When the new moon was observed, the Sanhedrin declared the beginning of a new month notice sent out messengers to tell people when the month began.

new month and notice was sent out by messengers?

JewFAQ said...

JB: Oh my, many of those typos have been there since the beginning (1995), and nobody's mentioned them before (I was answering mail until 2002).

I'll get on them as soon as I can!

JewFAQ said...

Matthew: It's interesting to me how many politically fashionable teachers take it upon themselves to decide what is offensive to other people. Teachers also tell students that the word "Jew" is offensive. You could have fooled me; I thought it was the correct and convenient term to describe a person of the Jewish persuasion, but what do I know?

The term "Judeo-Christian" is indeed an uncomfortable one at times, though I wouldn't go so far as to say offensive. The problem, fundamentally, is that the term is too often used carelessly to describe things that are purely Christian, with no basis in Judaism.

Judaism and Christianity are very different religions. They share some values, ideas and history (just as both Judaism and Christianity do with Islam), but there are some significant differences, and not just about whether Jesus was the messiah. When non-Jews use the term "Judeo-Christian," they often don't bother to stop and think whether the "Judeo-Christian" thing they are talking about is actually something that Jews and Christians share in common. For example, you will hear people criticize the Iraq war or the situation in Israel as motivated by the Judeo-Christian quest for Armageddon as a prerequisite to redemption... except that Armageddon is a concept that comes out of the Christian scriptures (the Book of Revelation) that really doesn't have an equivalent in Judaism. Not part of the Judeo-Christian tradition at all. On the other side of the coin, you will hear people speak of "love thy neighbor" as a Christian value -- not a Judeo-Christian one -- as if it originated in the New Testament instead of Leviticus 19:18.

The term is a bit less uncomfortable when a Jew uses it, because Jews are more likely to know what is actually part of our tradition, and more likely to know what parts of our tradition didn't make it into Christianity.

JewFAQ said...

Books: that is a very good question.
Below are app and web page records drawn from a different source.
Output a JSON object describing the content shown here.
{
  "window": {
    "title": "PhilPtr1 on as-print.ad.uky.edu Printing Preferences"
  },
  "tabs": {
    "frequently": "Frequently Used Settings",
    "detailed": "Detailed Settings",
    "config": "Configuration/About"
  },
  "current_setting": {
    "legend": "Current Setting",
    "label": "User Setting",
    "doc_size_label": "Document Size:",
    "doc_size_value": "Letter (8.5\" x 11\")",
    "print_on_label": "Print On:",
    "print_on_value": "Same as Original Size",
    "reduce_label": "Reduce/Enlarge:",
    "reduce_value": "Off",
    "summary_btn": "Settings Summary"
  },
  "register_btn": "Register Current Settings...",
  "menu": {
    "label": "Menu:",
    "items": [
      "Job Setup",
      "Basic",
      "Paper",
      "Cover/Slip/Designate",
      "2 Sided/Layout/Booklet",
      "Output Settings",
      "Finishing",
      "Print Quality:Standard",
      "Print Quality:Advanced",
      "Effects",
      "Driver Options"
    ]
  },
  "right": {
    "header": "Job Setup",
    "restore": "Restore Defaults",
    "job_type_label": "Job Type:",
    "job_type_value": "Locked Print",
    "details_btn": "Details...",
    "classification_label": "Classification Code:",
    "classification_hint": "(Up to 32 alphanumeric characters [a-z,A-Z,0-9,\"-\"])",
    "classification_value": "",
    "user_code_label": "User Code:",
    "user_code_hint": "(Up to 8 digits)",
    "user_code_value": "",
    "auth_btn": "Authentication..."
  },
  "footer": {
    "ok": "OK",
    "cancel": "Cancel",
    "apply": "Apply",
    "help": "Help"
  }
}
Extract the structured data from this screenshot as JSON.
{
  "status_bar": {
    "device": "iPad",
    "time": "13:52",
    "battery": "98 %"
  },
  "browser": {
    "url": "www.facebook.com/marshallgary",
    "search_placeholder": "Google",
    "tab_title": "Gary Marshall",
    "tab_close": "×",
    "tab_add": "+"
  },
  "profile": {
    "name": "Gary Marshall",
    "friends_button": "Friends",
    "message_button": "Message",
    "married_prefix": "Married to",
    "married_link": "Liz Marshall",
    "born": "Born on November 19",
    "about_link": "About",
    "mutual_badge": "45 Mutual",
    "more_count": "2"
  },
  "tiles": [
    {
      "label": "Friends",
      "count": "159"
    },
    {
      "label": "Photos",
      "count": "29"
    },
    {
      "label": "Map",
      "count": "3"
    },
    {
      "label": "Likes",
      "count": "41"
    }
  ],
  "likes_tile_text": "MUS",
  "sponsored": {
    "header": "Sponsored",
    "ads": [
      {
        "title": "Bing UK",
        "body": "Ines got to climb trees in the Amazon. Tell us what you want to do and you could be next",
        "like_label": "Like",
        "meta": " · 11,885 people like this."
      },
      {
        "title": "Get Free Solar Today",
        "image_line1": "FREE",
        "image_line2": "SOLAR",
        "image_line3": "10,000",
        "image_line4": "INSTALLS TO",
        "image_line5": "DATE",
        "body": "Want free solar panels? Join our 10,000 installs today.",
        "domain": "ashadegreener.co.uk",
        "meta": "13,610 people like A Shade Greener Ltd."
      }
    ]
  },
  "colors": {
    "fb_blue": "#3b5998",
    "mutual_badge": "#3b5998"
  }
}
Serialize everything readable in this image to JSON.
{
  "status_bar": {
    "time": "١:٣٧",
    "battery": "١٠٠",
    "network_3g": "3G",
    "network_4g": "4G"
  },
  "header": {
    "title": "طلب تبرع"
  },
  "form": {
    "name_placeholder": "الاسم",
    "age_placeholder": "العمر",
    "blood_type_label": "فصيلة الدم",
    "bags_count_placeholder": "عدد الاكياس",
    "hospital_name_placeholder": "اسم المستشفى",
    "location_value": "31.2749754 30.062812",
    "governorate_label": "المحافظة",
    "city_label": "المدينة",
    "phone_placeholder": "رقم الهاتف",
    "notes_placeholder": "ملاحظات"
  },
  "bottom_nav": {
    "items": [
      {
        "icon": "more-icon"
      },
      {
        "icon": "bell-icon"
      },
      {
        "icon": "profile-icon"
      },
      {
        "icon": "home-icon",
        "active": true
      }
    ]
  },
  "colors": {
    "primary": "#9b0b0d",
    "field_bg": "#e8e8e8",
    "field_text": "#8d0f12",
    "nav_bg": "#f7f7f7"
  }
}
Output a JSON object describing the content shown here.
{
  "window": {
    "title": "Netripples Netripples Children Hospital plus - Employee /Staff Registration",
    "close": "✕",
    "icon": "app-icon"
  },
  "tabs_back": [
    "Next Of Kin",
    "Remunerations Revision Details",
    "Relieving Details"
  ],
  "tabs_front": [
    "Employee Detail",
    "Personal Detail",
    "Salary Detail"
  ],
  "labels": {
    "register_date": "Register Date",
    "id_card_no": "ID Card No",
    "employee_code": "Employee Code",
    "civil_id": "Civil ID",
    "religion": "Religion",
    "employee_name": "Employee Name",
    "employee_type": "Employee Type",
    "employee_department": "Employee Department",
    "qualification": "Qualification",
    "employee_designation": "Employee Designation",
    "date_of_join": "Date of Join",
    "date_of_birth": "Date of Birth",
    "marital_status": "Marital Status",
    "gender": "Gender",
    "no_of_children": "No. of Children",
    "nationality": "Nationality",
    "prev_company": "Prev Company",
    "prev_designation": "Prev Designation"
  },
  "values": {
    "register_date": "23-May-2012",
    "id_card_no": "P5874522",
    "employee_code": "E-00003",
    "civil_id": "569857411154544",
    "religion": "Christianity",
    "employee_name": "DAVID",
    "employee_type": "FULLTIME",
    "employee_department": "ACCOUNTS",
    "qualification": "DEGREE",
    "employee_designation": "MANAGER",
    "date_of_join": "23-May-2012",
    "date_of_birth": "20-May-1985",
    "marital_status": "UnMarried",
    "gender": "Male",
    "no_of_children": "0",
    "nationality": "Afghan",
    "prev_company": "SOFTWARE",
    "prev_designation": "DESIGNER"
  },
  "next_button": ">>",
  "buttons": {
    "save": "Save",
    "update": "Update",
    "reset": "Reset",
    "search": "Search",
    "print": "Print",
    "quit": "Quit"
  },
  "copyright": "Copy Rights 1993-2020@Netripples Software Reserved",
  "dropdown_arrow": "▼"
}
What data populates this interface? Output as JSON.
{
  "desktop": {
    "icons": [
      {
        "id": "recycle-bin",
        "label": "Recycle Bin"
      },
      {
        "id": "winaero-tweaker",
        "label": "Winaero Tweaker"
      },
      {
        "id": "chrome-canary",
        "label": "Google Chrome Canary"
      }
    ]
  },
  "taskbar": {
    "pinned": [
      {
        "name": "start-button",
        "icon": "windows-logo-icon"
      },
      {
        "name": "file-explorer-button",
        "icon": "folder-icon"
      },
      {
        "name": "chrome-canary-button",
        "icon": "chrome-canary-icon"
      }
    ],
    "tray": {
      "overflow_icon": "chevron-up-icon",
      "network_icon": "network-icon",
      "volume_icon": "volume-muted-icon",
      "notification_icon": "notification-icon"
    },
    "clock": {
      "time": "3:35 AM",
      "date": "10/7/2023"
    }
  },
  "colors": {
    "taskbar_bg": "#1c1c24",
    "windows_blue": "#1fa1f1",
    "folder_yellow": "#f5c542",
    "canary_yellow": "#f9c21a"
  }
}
Actually, the Bible records antisemitism back even farther than that, even before the giving of the Torah! The book of Exodus begins with Pharoah ordering the murder of all male Hebrew infants, because he thinks -- without any apparent justification -- that the Hebrews are going to side with his enemies in the event of a war. It's an unjustified accusation that comes up throughout Jewish history: that Jews, who were living under the control of others throughout most of our history, aren't loyal to the country where they live, and will betray their home at the first opportunity. We see this even today, where even educated people buy some absurd slanders about Jewish involvement in 9/11.

Why? I think Matthew may be on the right track: when you don't like the message, you kill the messenger. People don't want to believe that there are objective standards of behavior (never mind that Judaism says most of those standards only apply to Jews), so they kill or oppress the people who say there are standards. And if they succeed in killing or oppressing them... well, that proves that the Jews are wrong, doesn't it? So let's go out and hurt them some more, just to be really sure.

JPvdV said...

"I corrected all the mistakes he mentioned, and I ran the whole site through a spellchecker to catch some more mistakes and to standardize some of my spellings of transliterated Hebew words."

If you would get the R in, that would be almost perfect ;-)
But seriously, reacting to specifically this post: As a goy I never understood why `christians` don`t read their Bible more closely. 1) The Romans killed Jesus 2) He himself prayed for forgiveness for them all from the cross (and they were).
I adhere to a "form" of Christianity that sees Israel as its older brother. You and the Almighty have lots to talk about, if you will, and I'd better keep out of that. So no missionary vision.
If one thing WE should be apologizing not just for all the inequity bestowed on the Jews by `christians`, but for the distance we helped make bigger between the most famous Jew of all time and the rest of His people....